• About this task: Repeat the entries below word for word, though any picture in them should be dropped.

• Website and app data records:
□ □ □ □ □
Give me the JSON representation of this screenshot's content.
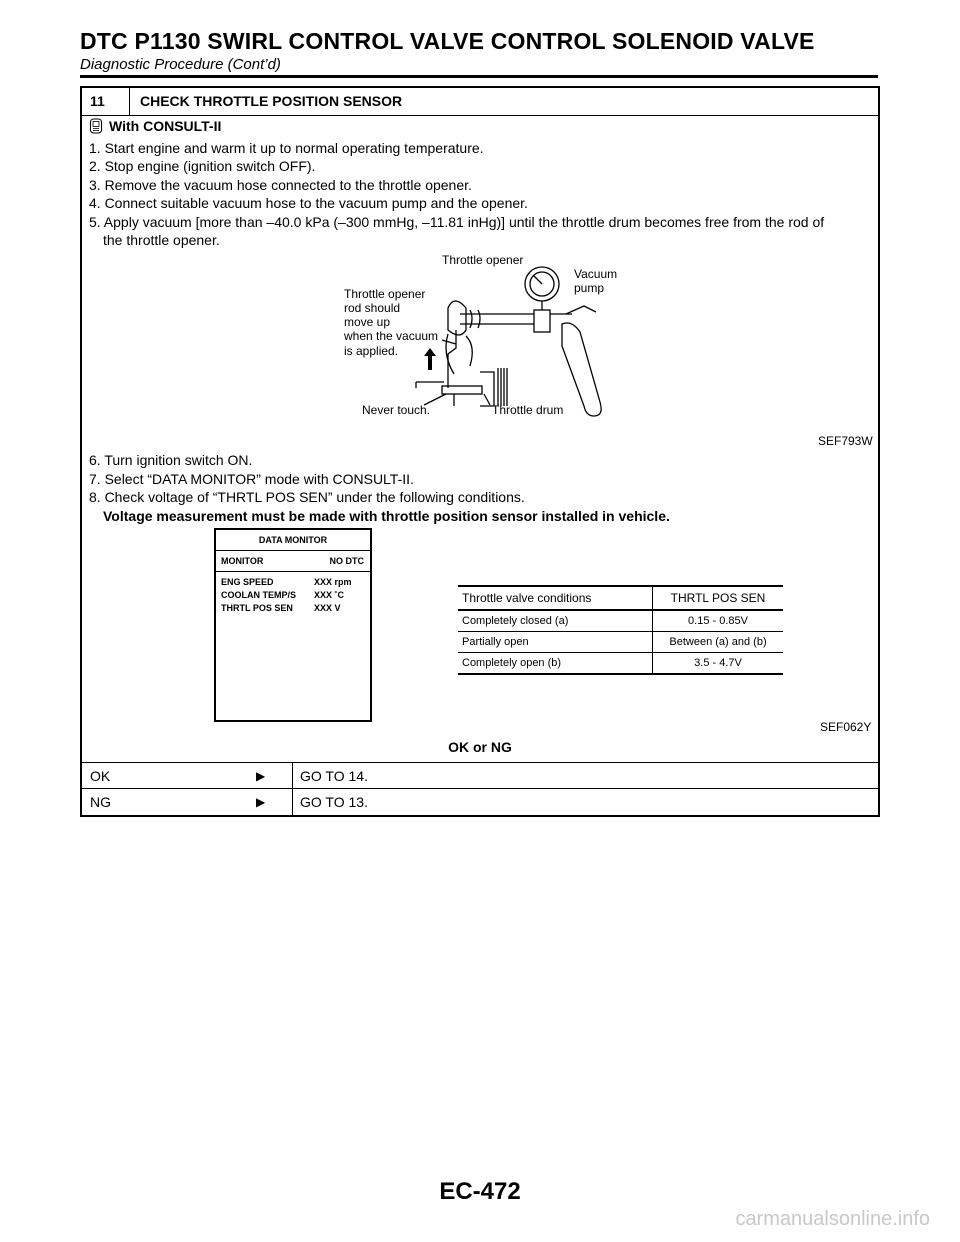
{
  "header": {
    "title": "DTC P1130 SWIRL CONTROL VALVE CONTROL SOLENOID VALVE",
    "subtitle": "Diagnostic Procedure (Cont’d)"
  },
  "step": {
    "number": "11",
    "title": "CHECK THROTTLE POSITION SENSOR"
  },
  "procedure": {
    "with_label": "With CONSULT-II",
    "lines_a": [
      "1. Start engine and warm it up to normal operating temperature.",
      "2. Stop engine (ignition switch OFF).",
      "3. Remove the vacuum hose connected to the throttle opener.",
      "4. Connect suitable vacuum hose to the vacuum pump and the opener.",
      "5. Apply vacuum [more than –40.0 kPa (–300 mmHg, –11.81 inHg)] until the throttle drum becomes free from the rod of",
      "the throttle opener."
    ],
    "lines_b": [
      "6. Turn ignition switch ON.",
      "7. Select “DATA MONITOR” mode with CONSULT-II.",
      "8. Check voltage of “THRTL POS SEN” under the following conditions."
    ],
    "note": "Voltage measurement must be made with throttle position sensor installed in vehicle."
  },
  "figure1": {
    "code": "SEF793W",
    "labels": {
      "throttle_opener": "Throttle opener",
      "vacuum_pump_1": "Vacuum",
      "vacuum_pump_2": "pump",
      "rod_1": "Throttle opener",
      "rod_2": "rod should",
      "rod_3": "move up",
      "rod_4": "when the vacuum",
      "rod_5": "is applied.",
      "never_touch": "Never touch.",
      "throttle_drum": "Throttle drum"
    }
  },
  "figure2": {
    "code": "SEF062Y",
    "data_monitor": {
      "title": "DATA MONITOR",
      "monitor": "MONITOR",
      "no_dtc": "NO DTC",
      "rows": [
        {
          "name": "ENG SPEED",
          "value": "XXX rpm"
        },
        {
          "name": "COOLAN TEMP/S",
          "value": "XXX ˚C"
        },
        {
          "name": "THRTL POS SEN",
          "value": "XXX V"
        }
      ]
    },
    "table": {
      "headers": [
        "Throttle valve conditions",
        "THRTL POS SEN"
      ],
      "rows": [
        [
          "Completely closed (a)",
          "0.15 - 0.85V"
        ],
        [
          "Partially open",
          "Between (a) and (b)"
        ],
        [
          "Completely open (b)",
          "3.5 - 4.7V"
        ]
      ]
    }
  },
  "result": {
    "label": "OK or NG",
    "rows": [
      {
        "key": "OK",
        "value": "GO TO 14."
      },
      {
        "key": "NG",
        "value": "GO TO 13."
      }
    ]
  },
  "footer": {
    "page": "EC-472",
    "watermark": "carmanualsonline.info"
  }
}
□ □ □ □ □
• Exercise answer:
Give me the JSON representation of this screenshot's content.
{
  "header": {
    "title": "DTC P1130 SWIRL CONTROL VALVE CONTROL SOLENOID VALVE",
    "subtitle": "Diagnostic Procedure (Cont’d)"
  },
  "step": {
    "number": "11",
    "title": "CHECK THROTTLE POSITION SENSOR"
  },
  "procedure": {
    "with_label": "With CONSULT-II",
    "lines_a": [
      "1. Start engine and warm it up to normal operating temperature.",
      "2. Stop engine (ignition switch OFF).",
      "3. Remove the vacuum hose connected to the throttle opener.",
      "4. Connect suitable vacuum hose to the vacuum pump and the opener.",
      "5. Apply vacuum [more than –40.0 kPa (–300 mmHg, –11.81 inHg)] until the throttle drum becomes free from the rod of",
      "the throttle opener."
    ],
    "lines_b": [
      "6. Turn ignition switch ON.",
      "7. Select “DATA MONITOR” mode with CONSULT-II.",
      "8. Check voltage of “THRTL POS SEN” under the following conditions."
    ],
    "note": "Voltage measurement must be made with throttle position sensor installed in vehicle."
  },
  "figure1": {
    "code": "SEF793W",
    "labels": {
      "throttle_opener": "Throttle opener",
      "vacuum_pump_1": "Vacuum",
      "vacuum_pump_2": "pump",
      "rod_1": "Throttle opener",
      "rod_2": "rod should",
      "rod_3": "move up",
      "rod_4": "when the vacuum",
      "rod_5": "is applied.",
      "never_touch": "Never touch.",
      "throttle_drum": "Throttle drum"
    }
  },
  "figure2": {
    "code": "SEF062Y",
    "data_monitor": {
      "title": "DATA MONITOR",
      "monitor": "MONITOR",
      "no_dtc": "NO DTC",
      "rows": [
        {
          "name": "ENG SPEED",
          "value": "XXX rpm"
        },
        {
          "name": "COOLAN TEMP/S",
          "value": "XXX ˚C"
        },
        {
          "name": "THRTL POS SEN",
          "value": "XXX V"
        }
      ]
    },
    "table": {
      "headers": [
        "Throttle valve conditions",
        "THRTL POS SEN"
      ],
      "rows": [
        [
          "Completely closed (a)",
          "0.15 - 0.85V"
        ],
        [
          "Partially open",
          "Between (a) and (b)"
        ],
        [
          "Completely open (b)",
          "3.5 - 4.7V"
        ]
      ]
    }
  },
  "result": {
    "label": "OK or NG",
    "rows": [
      {
        "key": "OK",
        "value": "GO TO 14."
      },
      {
        "key": "NG",
        "value": "GO TO 13."
      }
    ]
  },
  "footer": {
    "page": "EC-472",
    "watermark": "carmanualsonline.info"
  }
}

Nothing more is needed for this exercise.